Jeff Fuchs’ tea obsession was sparked when a casual date in Taiwan took him to an all night Chinese tea ceremony. He watched the sun come up, buzzing from all the liquid he had imbibed. “I thought what the hell is in this to create an alchemy of tremendous clarity, high beyond-words feeling, a social warmth towards people. I had to get into that world whatever it meant.”
Tea? We’re talking about tea? Jeff Fuchs, a native for Manotick, Ontario, was hooked: for the next decade ‘tea culture’ became his driving passion. It would take him to tea’s ground zero —China’s Yunnan Province, the origin of all tea on earth, and then on a quest to explore the daunting ‘Tea Horse Road’ a 5000km mule trail through the Himalayas where Pu’erh tea leaves travelled across ‘the roof of the world’ and down to the markets of India and Nepal.

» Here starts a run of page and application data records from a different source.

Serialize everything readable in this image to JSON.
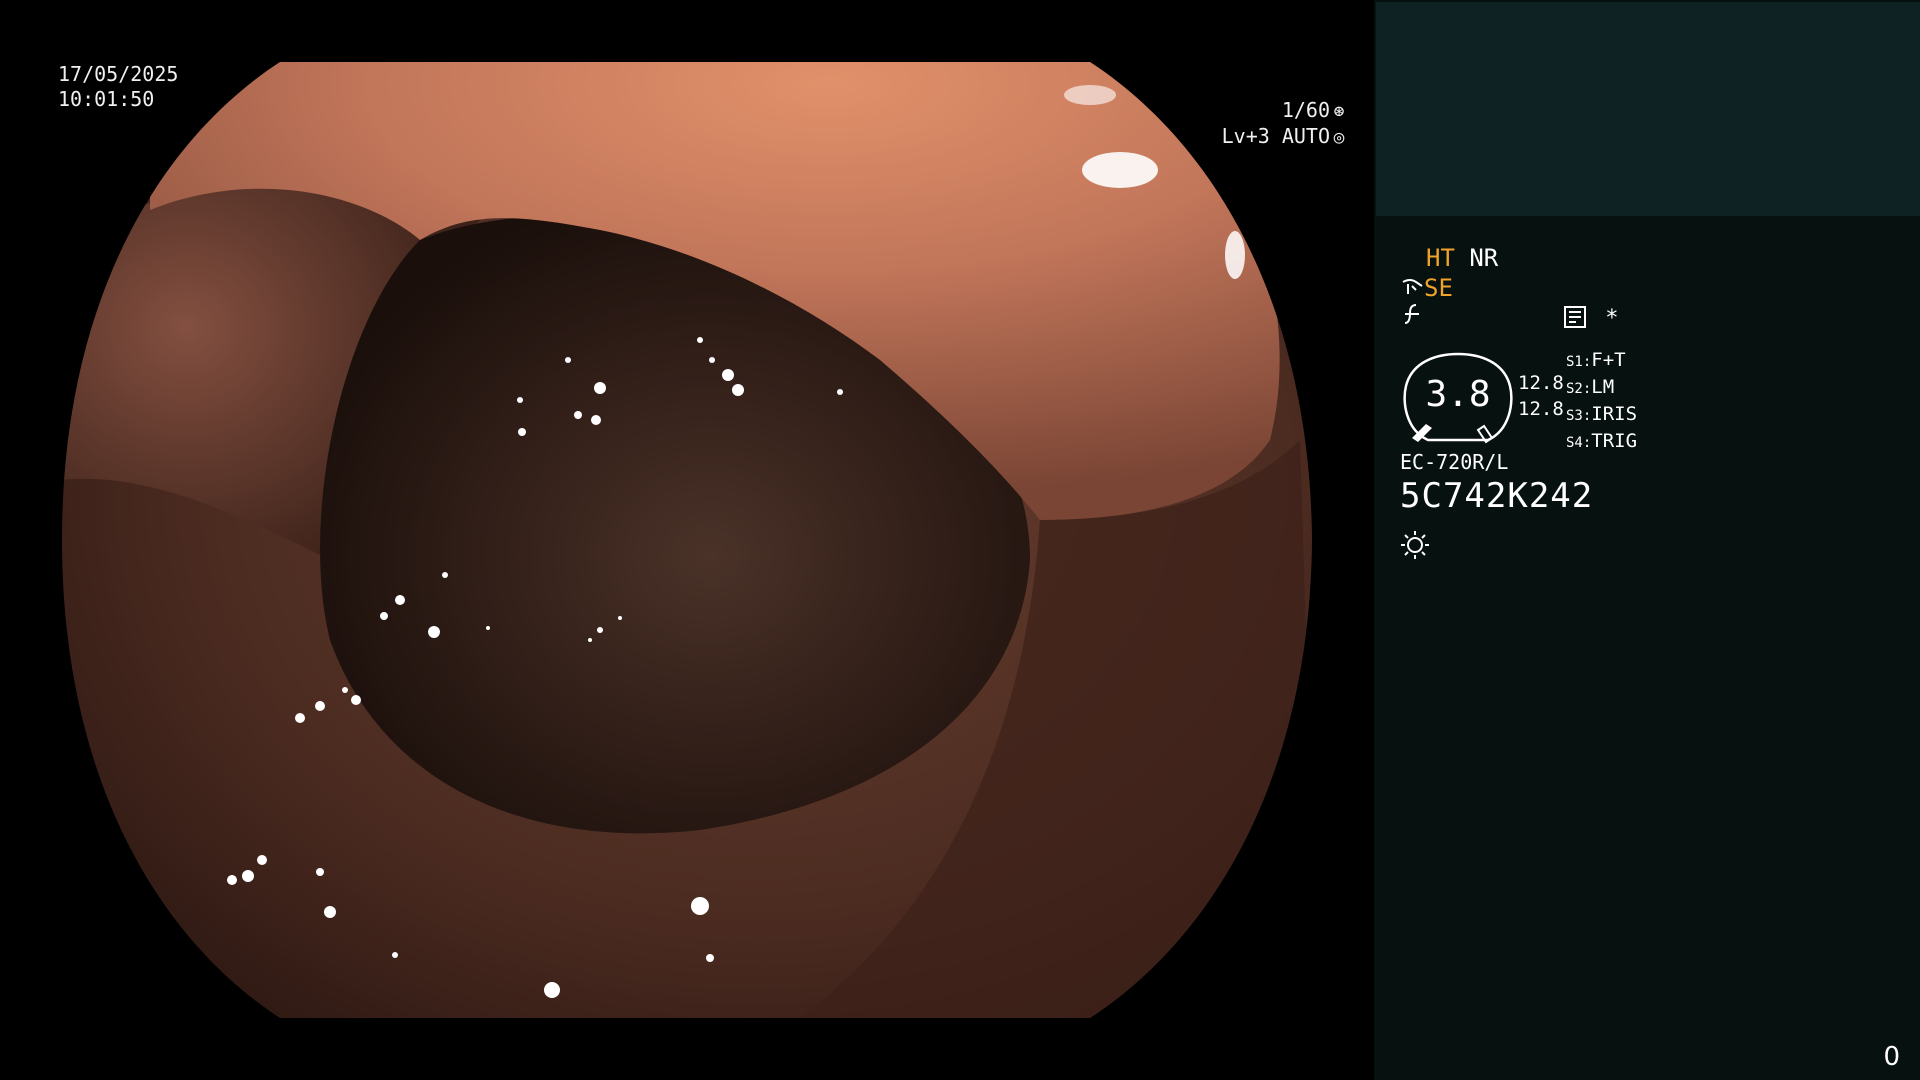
{
  "overlay": {
    "date": "17/05/2025",
    "time": "10:01:50",
    "shutter": "1/60",
    "shutter_icon": "shutter-icon",
    "level": "Lv+3 AUTO",
    "level_icon": "iris-icon"
  },
  "panel": {
    "mode_ht": "HT",
    "mode_nr": "NR",
    "mode_se": "SE",
    "se_icon": "scope-tip-icon",
    "edge_icon": "edge-enhance-icon",
    "memo_icon": "memo-icon",
    "star": "*",
    "gauge_value": "3.8",
    "readout_1": "12.8",
    "readout_2": "12.8",
    "switches": [
      {
        "key": "S1:",
        "value": "F+T"
      },
      {
        "key": "S2:",
        "value": "LM"
      },
      {
        "key": "S3:",
        "value": "IRIS"
      },
      {
        "key": "S4:",
        "value": "TRIG"
      }
    ],
    "scope_model": "EC-720R/L",
    "scope_serial": "5C742K242",
    "light_icon": "light-source-icon",
    "counter": "0",
    "colors": {
      "accent": "#f0a32a",
      "panel_bg": "#07110f",
      "patient_box": "#0e2223"
    }
  }
}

Fuchs’ shared his adventures in his book The Ancient Tea Horse Road: Travels with the Last of the Himalayan Muleteers and now it is told in a visually stunning feature-length documentary The Tea Explorer that premieres on CBC documentary Channel on Sunday, July 23 at 9PM ET (10:30PM NL) and is repeated at 12PM ET (01:30AM NL).
To begin his quest, Fuchs headed to the town of Menghai, epicenter of Yunnan’s tea culture. Surrounded by hundreds of acres of tea trees, some dating back 750 years – it was from here that tea would spread out across the world. Fuchs shares his knowledge and enthusiasm on a teascape tour: leaves harvested, fried and dried, prepared for market and then presented for drinking. And there is lots and lots of drinking.

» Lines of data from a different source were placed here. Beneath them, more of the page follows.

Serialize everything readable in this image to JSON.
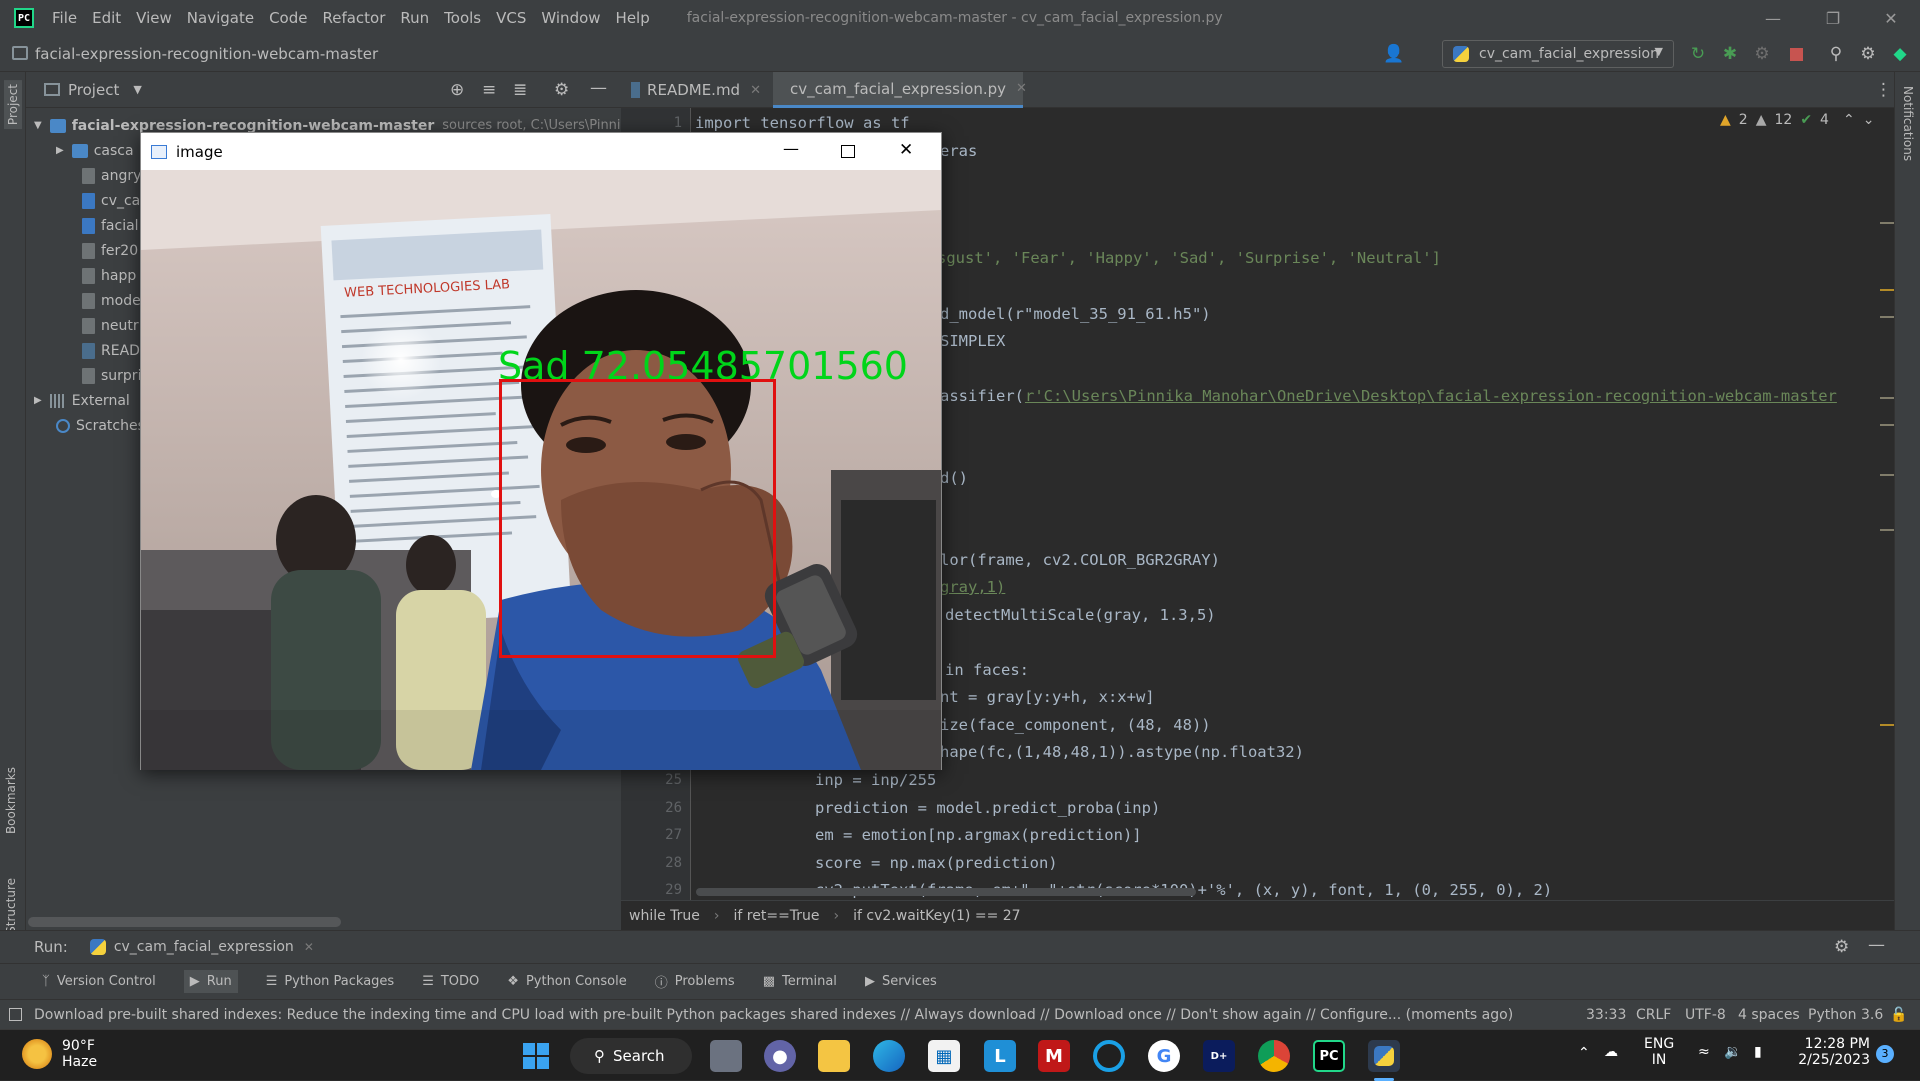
{
  "titlebar": {
    "menu": [
      "File",
      "Edit",
      "View",
      "Navigate",
      "Code",
      "Refactor",
      "Run",
      "Tools",
      "VCS",
      "Window",
      "Help"
    ],
    "window_title": "facial-expression-recognition-webcam-master - cv_cam_facial_expression.py"
  },
  "navbar": {
    "project_name": "facial-expression-recognition-webcam-master",
    "run_config": "cv_cam_facial_expression"
  },
  "left_strip": {
    "project": "Project",
    "bookmarks": "Bookmarks",
    "structure": "Structure"
  },
  "right_strip": {
    "notifications": "Notifications"
  },
  "project_panel": {
    "header": "Project",
    "root": "facial-expression-recognition-webcam-master",
    "root_hint": "sources root, C:\\Users\\Pinnika I",
    "items": [
      "casca",
      "angry",
      "cv_ca",
      "facial",
      "fer20",
      "happ",
      "mode",
      "neutr",
      "READ",
      "surpri"
    ],
    "external": "External",
    "scratches": "Scratches"
  },
  "tabs": [
    {
      "label": "README.md"
    },
    {
      "label": "cv_cam_facial_expression.py"
    }
  ],
  "inspections": {
    "warnings": "2",
    "weak_warnings": "12",
    "ok": "4"
  },
  "editor": {
    "line1": "import tensorflow as tf",
    "line2": "eras",
    "line5": "sgust', 'Fear', 'Happy', 'Sad', 'Surprise', 'Neutral']",
    "line7": "d_model(r\"model_35_91_61.h5\")",
    "line8": "SIMPLEX",
    "line10a": "assifier(",
    "line10b": "r'C:\\Users\\Pinnika Manohar\\OneDrive\\Desktop\\facial-expression-recognition-webcam-master",
    "line13": "d()",
    "line16": "lor(frame, cv2.COLOR_BGR2GRAY)",
    "line17": "gray,1)",
    "line18": "detectMultiScale(gray, 1.3,5)",
    "line20": "in faces:",
    "line21": "nt = gray[y:y+h, x:x+w]",
    "line22": "ize(face_component, (48, 48))",
    "line23": "hape(fc,(1,48,48,1)).astype(np.float32)",
    "line25": "inp = inp/255",
    "line26": "prediction = model.predict_proba(inp)",
    "line27": "em = emotion[np.argmax(prediction)]",
    "line28": "score = np.max(prediction)",
    "line29": "cv2.putText(frame, em+\"  \"+str(score*100)+'%', (x, y), font, 1, (0, 255, 0), 2)",
    "ln1": "1",
    "ln25": "25",
    "ln26": "26",
    "ln27": "27",
    "ln28": "28",
    "ln29": "29"
  },
  "breadcrumbs": [
    "while True",
    "if ret==True",
    "if cv2.waitKey(1) == 27"
  ],
  "runbar": {
    "label": "Run:",
    "config": "cv_cam_facial_expression"
  },
  "toolwindows": [
    "Version Control",
    "Run",
    "Python Packages",
    "TODO",
    "Python Console",
    "Problems",
    "Terminal",
    "Services"
  ],
  "status": {
    "message": "Download pre-built shared indexes: Reduce the indexing time and CPU load with pre-built Python packages shared indexes // Always download // Download once // Don't show again // Configure... (moments ago)",
    "position": "33:33",
    "line_sep": "CRLF",
    "encoding": "UTF-8",
    "indent": "4 spaces",
    "interpreter": "Python 3.6"
  },
  "image_window": {
    "title": "image",
    "emotion_text": "Sad   72.05485701560",
    "poster_text": "WEB TECHNOLOGIES LAB"
  },
  "taskbar": {
    "temp": "90°F",
    "weather": "Haze",
    "search": "Search",
    "lang1": "ENG",
    "lang2": "IN",
    "time": "12:28 PM",
    "date": "2/25/2023",
    "badge": "3"
  }
}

In Yunnan, over a decade ago, Fuchs heard locals talk about a ‘Tea Horse Road.’ They said it was an almost mythical pathway that tea traders followed through the Himalayas ¬¬- a treacherous six month trek passing through nearly twenty-five distinct cultures speaking numerous dialects, before arriving at the trading centres of Bengal and Kathmandu. Tea trading on the Road ended in the 1950s after the Chinese invaded Tibet. A half century later Fuchs was determined to retrace the traders’ steps.
“I think the Tea Horse Road journey is one of the reasons why tea is the second-most consumed fluid on the planet,” Fuchs says. In this documentary, viewers join Fuchs as he travels the roadway with its challenging climbs, deep gorges, and awesome vistas. On the way Fuchs meets some of the surviving tea traders who recall their own journeys on the Tea Horse Road.
“I met Jeff through a friend who knows I love doing adventure documentaries,” says Andrew Gregg, who wrote, directed, produced and photographed The Tea Explorer. “It was a perfect story for me—a Canadian explorer who had retraced the old tea trade routes through the Himalayas. It then took me a year to get in shape to go along with Jeff through those mountains. Travelling with him makes you hyperaware that there are many ways to live your life. He’s the ultimate hardcore adventurer, but without a lot of fanfare. He goes there to bring the stories back so we can learn about a way of life that’s disappearing. It was a great experience to help him do that.”
In The Tea Explorer Jeff Fuchs shares his passion for tea and its history and takes viewers on a fascinating look at a culture that is virtually unknown outside of China—a culture that is vanishing because coffee is having a heyday, but Jeff Fuchs hopes that ‘tea culture’ will survive and flourish once more.
THE TEA EXPLORER is produced, directed, written and photographed by Andrew Gregg and edited by Geoff Matheson. documentary Channel, Production Executive is Jordana Ross and Senior Director is Bruce Cowley. Executive producer of THE TEA EXPLORER is Gordon Henderson.
THE TEA EXPLORER is produced by 90th Parallel Productions Ltd, in association with the documentary Channel and with the participation of the Canada Media Fund (CMF) – POV Fund, the Government of Canada – Canadian Film or Video Production Tax Credit Program, and the Ontario Media Development Corporation – Tax Credit Program.